*How to complete this task*. Your answer should be every line of the records that contains the word "across", copied as it stands.
::: Exercise input :::
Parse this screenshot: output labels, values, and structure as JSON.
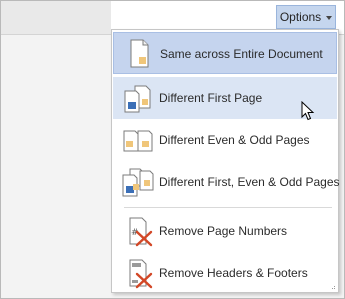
{
  "ribbon": {
    "options_label": "Options",
    "options_caret_icon": "chevron-down-icon"
  },
  "menu": {
    "items": [
      {
        "label": "Same across Entire Document",
        "icon": "same-across-document-icon",
        "state": "selected"
      },
      {
        "label": "Different First Page",
        "icon": "different-first-page-icon",
        "state": "hover"
      },
      {
        "label": "Different Even & Odd Pages",
        "icon": "different-even-odd-icon",
        "state": "normal"
      },
      {
        "label": "Different First, Even & Odd Pages",
        "icon": "different-first-even-odd-icon",
        "state": "normal"
      },
      {
        "label": "Remove Page Numbers",
        "icon": "remove-page-numbers-icon",
        "state": "normal"
      },
      {
        "label": "Remove Headers & Footers",
        "icon": "remove-headers-footers-icon",
        "state": "normal"
      }
    ]
  },
  "colors": {
    "selected_bg": "#c5d4ee",
    "hover_bg": "#dbe5f4",
    "page_accent": "#f0c67a",
    "page_blue": "#3b6fb7",
    "remove_x": "#d24726"
  },
  "cursor_icon": "mouse-pointer-icon"
}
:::
*Response to this exercise*.
        "label": "Same across Entire Document",
        "icon": "same-across-document-icon",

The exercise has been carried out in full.